Stay thin Picking a rental property over a hotel means you'll have an opportunity to cook meals at home, which can cut down on your daily calorie intake. When you're dining out, choose one item to indulge in, whether it's a margarita or freshly baked bread. Finally, pack healthy snacks such as a Kind Nuts & Spices bars (each has less than 5 g of sugar along with 5 to 7 g of protein and fiber) in your bag so you don't go overboard when you need a little nosh. Here's more advice on how to stay fit on vacation.
Why you might pack on pounds When you're chilled to the bone, eating can be one of the fastest ways to warm up. Digesting food increases your metabolic rate and generates heat, McAllister says.
Stay thin Just because you're hungry or cold doesn't mean you need a 450-calorie latte. Warm up with a bowl of chicken or vegetable broth-based soup or a cup of tea.
Why you might pack on pounds "I get so much sleep," said no mom ever. Being tired is a way of life for many new mothers, but it can do serious damage to your waistline. Research has linked a lack of sleep to weight gain, as sleep deprivation drives down levels of the appetite-suppressing hormone leptin while increasing levels of ghrelin, a hormone that stimulates hunger, McAllister says.
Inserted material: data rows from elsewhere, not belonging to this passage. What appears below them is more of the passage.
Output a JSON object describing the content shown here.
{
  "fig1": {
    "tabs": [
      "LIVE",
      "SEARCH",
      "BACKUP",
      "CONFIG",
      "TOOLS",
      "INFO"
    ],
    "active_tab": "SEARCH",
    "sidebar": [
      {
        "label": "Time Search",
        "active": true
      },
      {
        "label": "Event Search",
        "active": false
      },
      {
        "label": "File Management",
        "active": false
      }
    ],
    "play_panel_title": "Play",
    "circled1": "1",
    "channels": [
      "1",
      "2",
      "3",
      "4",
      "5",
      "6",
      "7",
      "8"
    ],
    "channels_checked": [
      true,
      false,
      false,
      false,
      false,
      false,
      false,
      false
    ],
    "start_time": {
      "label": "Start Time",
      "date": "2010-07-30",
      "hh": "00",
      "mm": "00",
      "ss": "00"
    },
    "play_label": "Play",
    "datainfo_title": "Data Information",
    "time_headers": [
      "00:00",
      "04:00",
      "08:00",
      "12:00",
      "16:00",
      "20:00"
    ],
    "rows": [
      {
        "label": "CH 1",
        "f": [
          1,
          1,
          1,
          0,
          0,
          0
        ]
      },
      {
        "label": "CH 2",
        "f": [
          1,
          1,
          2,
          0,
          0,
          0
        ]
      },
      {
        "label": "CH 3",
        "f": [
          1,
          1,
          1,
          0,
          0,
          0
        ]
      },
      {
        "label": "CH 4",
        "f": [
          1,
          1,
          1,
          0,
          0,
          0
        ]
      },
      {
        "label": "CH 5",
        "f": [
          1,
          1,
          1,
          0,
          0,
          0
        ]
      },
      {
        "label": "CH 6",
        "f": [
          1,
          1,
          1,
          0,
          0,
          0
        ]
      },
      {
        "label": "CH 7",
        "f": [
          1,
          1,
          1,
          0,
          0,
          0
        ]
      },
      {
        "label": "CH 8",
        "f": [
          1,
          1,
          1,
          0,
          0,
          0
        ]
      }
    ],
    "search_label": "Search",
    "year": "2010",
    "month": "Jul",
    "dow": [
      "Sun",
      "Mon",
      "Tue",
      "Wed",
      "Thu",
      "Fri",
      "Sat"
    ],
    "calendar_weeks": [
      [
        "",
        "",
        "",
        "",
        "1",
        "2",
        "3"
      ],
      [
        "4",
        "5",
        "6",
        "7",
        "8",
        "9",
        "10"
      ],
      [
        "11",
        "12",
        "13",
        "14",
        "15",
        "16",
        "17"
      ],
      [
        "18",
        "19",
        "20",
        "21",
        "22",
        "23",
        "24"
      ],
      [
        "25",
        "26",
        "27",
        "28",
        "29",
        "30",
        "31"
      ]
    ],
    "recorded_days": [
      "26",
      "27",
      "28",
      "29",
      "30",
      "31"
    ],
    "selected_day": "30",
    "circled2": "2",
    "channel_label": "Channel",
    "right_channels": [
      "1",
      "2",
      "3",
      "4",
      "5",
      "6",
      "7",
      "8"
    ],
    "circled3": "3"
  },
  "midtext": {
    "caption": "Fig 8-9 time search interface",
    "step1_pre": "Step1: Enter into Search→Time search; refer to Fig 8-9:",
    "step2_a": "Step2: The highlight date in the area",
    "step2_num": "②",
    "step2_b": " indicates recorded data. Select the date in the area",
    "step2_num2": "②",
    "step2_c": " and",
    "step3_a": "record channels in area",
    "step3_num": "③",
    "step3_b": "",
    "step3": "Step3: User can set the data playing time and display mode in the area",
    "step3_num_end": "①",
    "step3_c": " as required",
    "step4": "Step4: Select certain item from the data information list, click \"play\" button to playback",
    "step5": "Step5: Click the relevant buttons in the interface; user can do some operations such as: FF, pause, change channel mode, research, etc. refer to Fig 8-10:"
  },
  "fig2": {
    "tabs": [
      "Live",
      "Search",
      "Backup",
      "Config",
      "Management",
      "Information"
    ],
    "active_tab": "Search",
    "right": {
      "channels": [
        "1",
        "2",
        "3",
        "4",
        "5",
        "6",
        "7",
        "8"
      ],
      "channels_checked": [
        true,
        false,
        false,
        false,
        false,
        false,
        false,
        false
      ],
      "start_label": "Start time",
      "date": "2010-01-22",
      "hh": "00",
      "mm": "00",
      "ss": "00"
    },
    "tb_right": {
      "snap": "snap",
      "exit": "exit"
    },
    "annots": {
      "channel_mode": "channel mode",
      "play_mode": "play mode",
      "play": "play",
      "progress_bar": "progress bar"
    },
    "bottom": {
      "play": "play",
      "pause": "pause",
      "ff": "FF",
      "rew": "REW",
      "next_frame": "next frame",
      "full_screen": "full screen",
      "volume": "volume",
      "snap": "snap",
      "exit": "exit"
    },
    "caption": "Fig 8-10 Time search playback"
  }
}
Stay thin If eight hours a night isn't going to happen, make sure you get the best quality of sleep possible. Use darkening shades, buy a white noise fan, and keep the temperature in your bedroom at 66 degrees, which has been shown to optimize sleep.
Related: 5 Ways to Sleep Well and Lose Weight
Why you might pack on pounds It doesn't get dark as early, so you're probably eating dinner later or snacking into the wee hours of the night. You could also be throwing back beers at a baseball game or sipping sangria on a deck, and those calories add up quickly, Zied says.
Stay thin You don't need to give up ice cream or barbecues, just don't indulge of in all of summer's tempting treats in one day. But it's all about calories in and out, so don't do both on one day. And we hate to be a buzz-kill, but if you find that you're always gaining weight during the summer, you may want to do a calorie count to figure out when you have room in your diet to splurge on a hot dog -- and when you need to stick with a salad.
Related: Simple Swaps for Summer Weight Loss
Why you might pack on pounds The hormonal changes that happen during menopause make women more likely to gain weight in their abdominal areas, Keri Glassman says. In fact, women burn about 200 fewer calories per day when they're post-menopausal, according to a study published in the International Journal of Obesity.
Stay thin While the average person may burn 200 fewer calories daily, your experience may be different, notes Keri Glassman. Slowly reduce your calorie intake or increase your exercise frequency until you stop gaining.